The reread of "A Dance with Dragons" is now complete, and it was a fun journey. I developed a deeper understanding of the book, the characters in it and the greater story arc involved. This blog will not publish new posts after this one. You can continue to read work from me on The Tower of the Hand. The comments for posts on this blog will stay active, and I will continue to answer them. That being said, let's return to the issue at hand: a review of "A Dance with Dragons" after it has been reread. To say the least, the second read was a whole lot different from the first read. That was of course true of the other books as well, but in the current volume a number of issues fell together, making the statement necessary. There was a lot of hate out there after people had read the book, and I joined into some of it especially regarding the chapters taking place in the east. That was, I have to admit however, unjustified. "A Dance with Dragons" is a piece of art, much like the other books, and the widespread disappointment could not have happened like that if not for unrealistically high expectations. I confess myself guilty on that account too, of course.

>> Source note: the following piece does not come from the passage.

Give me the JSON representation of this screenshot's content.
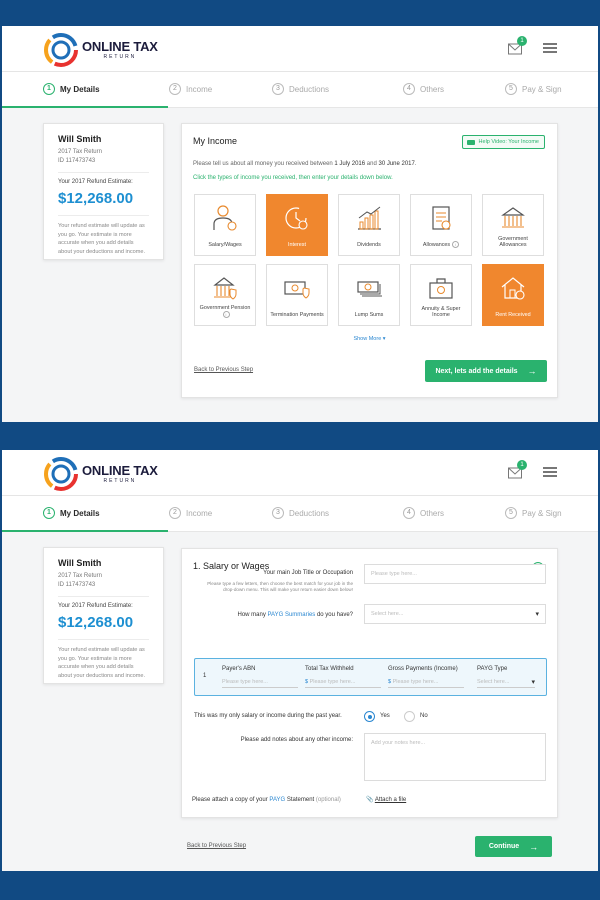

The expectations were unrealistic simply because we knew from the start that the book would be the second part of what was "A Feast for Crows", which gave way to the same disappointed expectations only to be later redeemed after it had sunk into people's mind and reread several times. It's much the same with "A Dance with Dragons". When I stated earlier that it was "a piece of art", I meant it. Martin's writing skills, the great characters and the general storyline aside, are visible throughout the whole book. We already know his stunning ability to tell the story from the point-of-view of his characters, to play with the knowledge they have, with rumors and predjudices. This challenges the reader to question what he thinks he knows, and to gather the whole picture together from various sources and inclinations.